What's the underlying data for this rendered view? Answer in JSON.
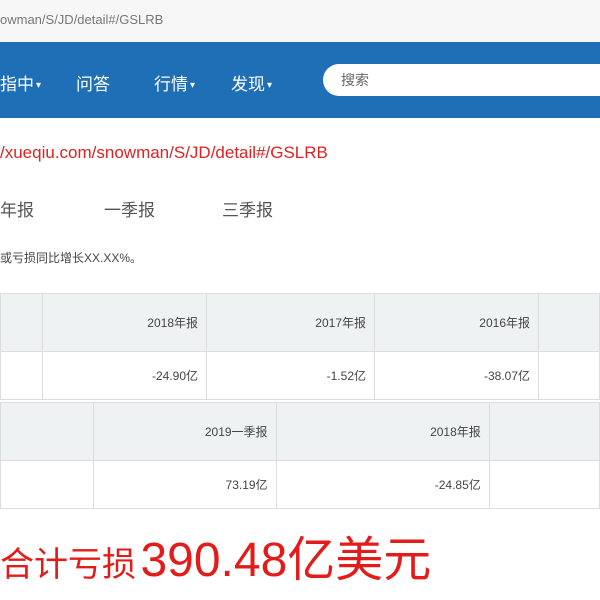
{
  "browser": {
    "url": "owman/S/JD/detail#/GSLRB"
  },
  "nav": {
    "items": [
      {
        "label": "指中",
        "has_caret": true
      },
      {
        "label": "问答",
        "has_caret": false
      },
      {
        "label": "行情",
        "has_caret": true
      },
      {
        "label": "发现",
        "has_caret": true
      }
    ],
    "search_placeholder": "搜索"
  },
  "page": {
    "link_text": "/xueqiu.com/snowman/S/JD/detail#/GSLRB",
    "tabs": [
      "年报",
      "一季报",
      "三季报"
    ],
    "note": "或亏损同比增长XX.XX%。"
  },
  "table_a": {
    "headers": [
      "",
      "2018年报",
      "2017年报",
      "2016年报",
      ""
    ],
    "values": [
      "",
      "-24.90亿",
      "-1.52亿",
      "-38.07亿",
      ""
    ]
  },
  "table_b": {
    "headers": [
      "",
      "2019一季报",
      "2018年报",
      ""
    ],
    "values": [
      "",
      "73.19亿",
      "-24.85亿",
      ""
    ]
  },
  "caption": {
    "text": "合计亏损",
    "amount": "390.48亿美元"
  },
  "colors": {
    "nav_bg": "#1f6fb6",
    "accent_red": "#e21b1b",
    "table_header_bg": "#eef2f3"
  }
}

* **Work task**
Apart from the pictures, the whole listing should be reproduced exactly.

* **Result of this exercise**
What's the underlying data for this rendered view? Answer in JSON.
{
  "browser": {
    "url": "owman/S/JD/detail#/GSLRB"
  },
  "nav": {
    "items": [
      {
        "label": "指中",
        "has_caret": true
      },
      {
        "label": "问答",
        "has_caret": false
      },
      {
        "label": "行情",
        "has_caret": true
      },
      {
        "label": "发现",
        "has_caret": true
      }
    ],
    "search_placeholder": "搜索"
  },
  "page": {
    "link_text": "/xueqiu.com/snowman/S/JD/detail#/GSLRB",
    "tabs": [
      "年报",
      "一季报",
      "三季报"
    ],
    "note": "或亏损同比增长XX.XX%。"
  },
  "table_a": {
    "headers": [
      "",
      "2018年报",
      "2017年报",
      "2016年报",
      ""
    ],
    "values": [
      "",
      "-24.90亿",
      "-1.52亿",
      "-38.07亿",
      ""
    ]
  },
  "table_b": {
    "headers": [
      "",
      "2019一季报",
      "2018年报",
      ""
    ],
    "values": [
      "",
      "73.19亿",
      "-24.85亿",
      ""
    ]
  },
  "caption": {
    "text": "合计亏损",
    "amount": "390.48亿美元"
  },
  "colors": {
    "nav_bg": "#1f6fb6",
    "accent_red": "#e21b1b",
    "table_header_bg": "#eef2f3"
  }
}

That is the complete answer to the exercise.